WHAT IS EXPECTED
What you return must match the records word for word.

App and web page records:

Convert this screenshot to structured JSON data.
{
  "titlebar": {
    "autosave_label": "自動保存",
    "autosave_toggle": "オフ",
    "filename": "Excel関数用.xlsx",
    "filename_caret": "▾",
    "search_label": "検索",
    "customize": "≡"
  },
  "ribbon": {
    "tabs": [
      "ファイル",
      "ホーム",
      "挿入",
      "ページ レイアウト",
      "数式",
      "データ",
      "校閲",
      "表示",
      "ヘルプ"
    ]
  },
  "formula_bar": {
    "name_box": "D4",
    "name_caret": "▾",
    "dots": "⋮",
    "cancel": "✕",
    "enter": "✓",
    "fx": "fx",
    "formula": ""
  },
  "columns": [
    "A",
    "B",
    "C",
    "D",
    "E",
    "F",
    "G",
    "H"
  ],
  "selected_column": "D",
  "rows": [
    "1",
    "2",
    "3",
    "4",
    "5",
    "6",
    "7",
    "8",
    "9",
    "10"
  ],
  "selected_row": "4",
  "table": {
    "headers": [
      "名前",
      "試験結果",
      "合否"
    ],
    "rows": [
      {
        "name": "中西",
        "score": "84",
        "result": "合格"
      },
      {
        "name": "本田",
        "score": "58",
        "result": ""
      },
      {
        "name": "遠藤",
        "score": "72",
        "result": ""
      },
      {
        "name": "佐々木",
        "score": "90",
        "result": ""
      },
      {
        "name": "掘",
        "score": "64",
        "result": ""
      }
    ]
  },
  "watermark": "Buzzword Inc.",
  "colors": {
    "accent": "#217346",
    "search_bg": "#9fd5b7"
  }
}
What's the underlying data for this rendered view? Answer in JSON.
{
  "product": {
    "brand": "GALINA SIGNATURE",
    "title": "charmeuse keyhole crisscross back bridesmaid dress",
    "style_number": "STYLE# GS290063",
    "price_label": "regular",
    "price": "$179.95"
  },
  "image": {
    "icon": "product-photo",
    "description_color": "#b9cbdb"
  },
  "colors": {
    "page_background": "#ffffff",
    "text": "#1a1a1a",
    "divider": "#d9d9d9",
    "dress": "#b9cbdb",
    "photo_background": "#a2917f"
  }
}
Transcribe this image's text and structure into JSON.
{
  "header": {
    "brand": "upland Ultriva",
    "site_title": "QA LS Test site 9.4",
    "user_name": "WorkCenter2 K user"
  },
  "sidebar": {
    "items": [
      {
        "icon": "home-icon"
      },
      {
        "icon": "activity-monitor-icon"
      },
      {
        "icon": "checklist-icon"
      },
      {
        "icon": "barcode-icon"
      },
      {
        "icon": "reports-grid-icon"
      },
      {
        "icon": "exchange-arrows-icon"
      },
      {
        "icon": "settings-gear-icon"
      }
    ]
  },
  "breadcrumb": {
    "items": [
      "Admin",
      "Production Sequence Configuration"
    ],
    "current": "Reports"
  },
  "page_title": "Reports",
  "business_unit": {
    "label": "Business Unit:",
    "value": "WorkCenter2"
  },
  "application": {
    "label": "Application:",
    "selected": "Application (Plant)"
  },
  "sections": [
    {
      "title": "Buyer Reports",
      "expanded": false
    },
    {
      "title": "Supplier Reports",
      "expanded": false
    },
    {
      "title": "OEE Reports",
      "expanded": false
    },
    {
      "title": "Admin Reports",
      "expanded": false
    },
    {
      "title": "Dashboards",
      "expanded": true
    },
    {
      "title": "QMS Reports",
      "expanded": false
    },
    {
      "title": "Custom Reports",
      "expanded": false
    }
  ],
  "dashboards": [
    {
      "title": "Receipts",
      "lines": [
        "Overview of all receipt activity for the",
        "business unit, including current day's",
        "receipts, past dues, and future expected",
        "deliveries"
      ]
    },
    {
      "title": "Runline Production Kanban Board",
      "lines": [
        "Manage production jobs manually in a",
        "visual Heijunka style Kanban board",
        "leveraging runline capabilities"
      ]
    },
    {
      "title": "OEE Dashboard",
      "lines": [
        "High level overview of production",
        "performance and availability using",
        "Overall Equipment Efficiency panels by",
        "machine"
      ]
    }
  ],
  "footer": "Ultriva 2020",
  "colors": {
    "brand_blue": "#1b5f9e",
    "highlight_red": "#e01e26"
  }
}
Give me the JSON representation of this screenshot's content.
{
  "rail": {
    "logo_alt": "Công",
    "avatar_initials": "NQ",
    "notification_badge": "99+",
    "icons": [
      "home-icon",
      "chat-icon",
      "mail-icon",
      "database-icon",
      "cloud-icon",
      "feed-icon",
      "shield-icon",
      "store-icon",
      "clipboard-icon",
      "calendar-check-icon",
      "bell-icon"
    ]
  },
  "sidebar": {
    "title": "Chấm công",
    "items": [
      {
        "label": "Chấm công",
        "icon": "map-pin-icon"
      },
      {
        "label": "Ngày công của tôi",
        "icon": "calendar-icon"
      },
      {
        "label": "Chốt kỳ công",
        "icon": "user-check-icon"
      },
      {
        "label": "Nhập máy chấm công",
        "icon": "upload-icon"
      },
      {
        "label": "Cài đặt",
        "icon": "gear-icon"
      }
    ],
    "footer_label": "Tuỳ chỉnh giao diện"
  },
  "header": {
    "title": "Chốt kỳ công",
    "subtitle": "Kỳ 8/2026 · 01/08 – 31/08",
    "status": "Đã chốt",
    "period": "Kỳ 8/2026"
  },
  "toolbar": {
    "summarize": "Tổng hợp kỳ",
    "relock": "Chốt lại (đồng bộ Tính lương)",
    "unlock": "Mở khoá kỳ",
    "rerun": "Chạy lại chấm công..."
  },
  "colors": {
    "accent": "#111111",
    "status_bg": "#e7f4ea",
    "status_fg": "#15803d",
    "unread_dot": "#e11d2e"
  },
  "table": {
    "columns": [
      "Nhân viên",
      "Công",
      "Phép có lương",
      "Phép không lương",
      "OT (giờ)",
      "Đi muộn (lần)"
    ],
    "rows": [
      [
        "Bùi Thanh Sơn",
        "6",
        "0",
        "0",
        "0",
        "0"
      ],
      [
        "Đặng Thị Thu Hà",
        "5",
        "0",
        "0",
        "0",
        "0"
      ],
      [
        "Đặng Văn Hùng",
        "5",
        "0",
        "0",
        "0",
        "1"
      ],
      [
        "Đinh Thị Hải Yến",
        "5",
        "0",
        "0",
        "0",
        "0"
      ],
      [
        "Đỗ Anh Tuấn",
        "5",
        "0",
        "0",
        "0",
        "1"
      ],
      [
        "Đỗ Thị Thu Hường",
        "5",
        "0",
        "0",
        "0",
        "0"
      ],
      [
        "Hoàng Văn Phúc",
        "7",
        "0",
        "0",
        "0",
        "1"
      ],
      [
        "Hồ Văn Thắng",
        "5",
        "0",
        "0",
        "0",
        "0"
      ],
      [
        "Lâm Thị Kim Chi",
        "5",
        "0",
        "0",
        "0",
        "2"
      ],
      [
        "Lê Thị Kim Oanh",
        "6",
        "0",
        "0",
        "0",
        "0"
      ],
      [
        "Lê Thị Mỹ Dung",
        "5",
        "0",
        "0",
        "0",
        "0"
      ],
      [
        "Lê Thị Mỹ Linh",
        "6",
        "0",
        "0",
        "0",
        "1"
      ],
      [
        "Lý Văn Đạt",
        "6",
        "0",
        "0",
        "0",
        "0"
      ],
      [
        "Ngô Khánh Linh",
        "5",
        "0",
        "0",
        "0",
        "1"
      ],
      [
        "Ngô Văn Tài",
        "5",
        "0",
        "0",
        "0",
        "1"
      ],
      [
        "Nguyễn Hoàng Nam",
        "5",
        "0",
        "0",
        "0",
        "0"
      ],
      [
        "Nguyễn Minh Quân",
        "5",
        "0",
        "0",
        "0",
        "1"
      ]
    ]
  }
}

TASK ANSWER
Convert this screenshot to structured JSON data.
{
  "titlebar": {
    "autosave_label": "自動保存",
    "autosave_toggle": "オフ",
    "filename": "Excel関数用.xlsx",
    "filename_caret": "▾",
    "search_label": "検索",
    "customize": "≡"
  },
  "ribbon": {
    "tabs": [
      "ファイル",
      "ホーム",
      "挿入",
      "ページ レイアウト",
      "数式",
      "データ",
      "校閲",
      "表示",
      "ヘルプ"
    ]
  },
  "formula_bar": {
    "name_box": "D4",
    "name_caret": "▾",
    "dots": "⋮",
    "cancel": "✕",
    "enter": "✓",
    "fx": "fx",
    "formula": ""
  },
  "columns": [
    "A",
    "B",
    "C",
    "D",
    "E",
    "F",
    "G",
    "H"
  ],
  "selected_column": "D",
  "rows": [
    "1",
    "2",
    "3",
    "4",
    "5",
    "6",
    "7",
    "8",
    "9",
    "10"
  ],
  "selected_row": "4",
  "table": {
    "headers": [
      "名前",
      "試験結果",
      "合否"
    ],
    "rows": [
      {
        "name": "中西",
        "score": "84",
        "result": "合格"
      },
      {
        "name": "本田",
        "score": "58",
        "result": ""
      },
      {
        "name": "遠藤",
        "score": "72",
        "result": ""
      },
      {
        "name": "佐々木",
        "score": "90",
        "result": ""
      },
      {
        "name": "掘",
        "score": "64",
        "result": ""
      }
    ]
  },
  "watermark": "Buzzword Inc.",
  "colors": {
    "accent": "#217346",
    "search_bg": "#9fd5b7"
  }
}
What's the underlying data for this rendered view? Answer in JSON.
{
  "product": {
    "brand": "GALINA SIGNATURE",
    "title": "charmeuse keyhole crisscross back bridesmaid dress",
    "style_number": "STYLE# GS290063",
    "price_label": "regular",
    "price": "$179.95"
  },
  "image": {
    "icon": "product-photo",
    "description_color": "#b9cbdb"
  },
  "colors": {
    "page_background": "#ffffff",
    "text": "#1a1a1a",
    "divider": "#d9d9d9",
    "dress": "#b9cbdb",
    "photo_background": "#a2917f"
  }
}
Transcribe this image's text and structure into JSON.
{
  "header": {
    "brand": "upland Ultriva",
    "site_title": "QA LS Test site 9.4",
    "user_name": "WorkCenter2 K user"
  },
  "sidebar": {
    "items": [
      {
        "icon": "home-icon"
      },
      {
        "icon": "activity-monitor-icon"
      },
      {
        "icon": "checklist-icon"
      },
      {
        "icon": "barcode-icon"
      },
      {
        "icon": "reports-grid-icon"
      },
      {
        "icon": "exchange-arrows-icon"
      },
      {
        "icon": "settings-gear-icon"
      }
    ]
  },
  "breadcrumb": {
    "items": [
      "Admin",
      "Production Sequence Configuration"
    ],
    "current": "Reports"
  },
  "page_title": "Reports",
  "business_unit": {
    "label": "Business Unit:",
    "value": "WorkCenter2"
  },
  "application": {
    "label": "Application:",
    "selected": "Application (Plant)"
  },
  "sections": [
    {
      "title": "Buyer Reports",
      "expanded": false
    },
    {
      "title": "Supplier Reports",
      "expanded": false
    },
    {
      "title": "OEE Reports",
      "expanded": false
    },
    {
      "title": "Admin Reports",
      "expanded": false
    },
    {
      "title": "Dashboards",
      "expanded": true
    },
    {
      "title": "QMS Reports",
      "expanded": false
    },
    {
      "title": "Custom Reports",
      "expanded": false
    }
  ],
  "dashboards": [
    {
      "title": "Receipts",
      "lines": [
        "Overview of all receipt activity for the",
        "business unit, including current day's",
        "receipts, past dues, and future expected",
        "deliveries"
      ]
    },
    {
      "title": "Runline Production Kanban Board",
      "lines": [
        "Manage production jobs manually in a",
        "visual Heijunka style Kanban board",
        "leveraging runline capabilities"
      ]
    },
    {
      "title": "OEE Dashboard",
      "lines": [
        "High level overview of production",
        "performance and availability using",
        "Overall Equipment Efficiency panels by",
        "machine"
      ]
    }
  ],
  "footer": "Ultriva 2020",
  "colors": {
    "brand_blue": "#1b5f9e",
    "highlight_red": "#e01e26"
  }
}
Give me the JSON representation of this screenshot's content.
{
  "rail": {
    "logo_alt": "Công",
    "avatar_initials": "NQ",
    "notification_badge": "99+",
    "icons": [
      "home-icon",
      "chat-icon",
      "mail-icon",
      "database-icon",
      "cloud-icon",
      "feed-icon",
      "shield-icon",
      "store-icon",
      "clipboard-icon",
      "calendar-check-icon",
      "bell-icon"
    ]
  },
  "sidebar": {
    "title": "Chấm công",
    "items": [
      {
        "label": "Chấm công",
        "icon": "map-pin-icon"
      },
      {
        "label": "Ngày công của tôi",
        "icon": "calendar-icon"
      },
      {
        "label": "Chốt kỳ công",
        "icon": "user-check-icon"
      },
      {
        "label": "Nhập máy chấm công",
        "icon": "upload-icon"
      },
      {
        "label": "Cài đặt",
        "icon": "gear-icon"
      }
    ],
    "footer_label": "Tuỳ chỉnh giao diện"
  },
  "header": {
    "title": "Chốt kỳ công",
    "subtitle": "Kỳ 8/2026 · 01/08 – 31/08",
    "status": "Đã chốt",
    "period": "Kỳ 8/2026"
  },
  "toolbar": {
    "summarize": "Tổng hợp kỳ",
    "relock": "Chốt lại (đồng bộ Tính lương)",
    "unlock": "Mở khoá kỳ",
    "rerun": "Chạy lại chấm công..."
  },
  "colors": {
    "accent": "#111111",
    "status_bg": "#e7f4ea",
    "status_fg": "#15803d",
    "unread_dot": "#e11d2e"
  },
  "table": {
    "columns": [
      "Nhân viên",
      "Công",
      "Phép có lương",
      "Phép không lương",
      "OT (giờ)",
      "Đi muộn (lần)"
    ],
    "rows": [
      [
        "Bùi Thanh Sơn",
        "6",
        "0",
        "0",
        "0",
        "0"
      ],
      [
        "Đặng Thị Thu Hà",
        "5",
        "0",
        "0",
        "0",
        "0"
      ],
      [
        "Đặng Văn Hùng",
        "5",
        "0",
        "0",
        "0",
        "1"
      ],
      [
        "Đinh Thị Hải Yến",
        "5",
        "0",
        "0",
        "0",
        "0"
      ],
      [
        "Đỗ Anh Tuấn",
        "5",
        "0",
        "0",
        "0",
        "1"
      ],
      [
        "Đỗ Thị Thu Hường",
        "5",
        "0",
        "0",
        "0",
        "0"
      ],
      [
        "Hoàng Văn Phúc",
        "7",
        "0",
        "0",
        "0",
        "1"
      ],
      [
        "Hồ Văn Thắng",
        "5",
        "0",
        "0",
        "0",
        "0"
      ],
      [
        "Lâm Thị Kim Chi",
        "5",
        "0",
        "0",
        "0",
        "2"
      ],
      [
        "Lê Thị Kim Oanh",
        "6",
        "0",
        "0",
        "0",
        "0"
      ],
      [
        "Lê Thị Mỹ Dung",
        "5",
        "0",
        "0",
        "0",
        "0"
      ],
      [
        "Lê Thị Mỹ Linh",
        "6",
        "0",
        "0",
        "0",
        "1"
      ],
      [
        "Lý Văn Đạt",
        "6",
        "0",
        "0",
        "0",
        "0"
      ],
      [
        "Ngô Khánh Linh",
        "5",
        "0",
        "0",
        "0",
        "1"
      ],
      [
        "Ngô Văn Tài",
        "5",
        "0",
        "0",
        "0",
        "1"
      ],
      [
        "Nguyễn Hoàng Nam",
        "5",
        "0",
        "0",
        "0",
        "0"
      ],
      [
        "Nguyễn Minh Quân",
        "5",
        "0",
        "0",
        "0",
        "1"
      ]
    ]
  }
}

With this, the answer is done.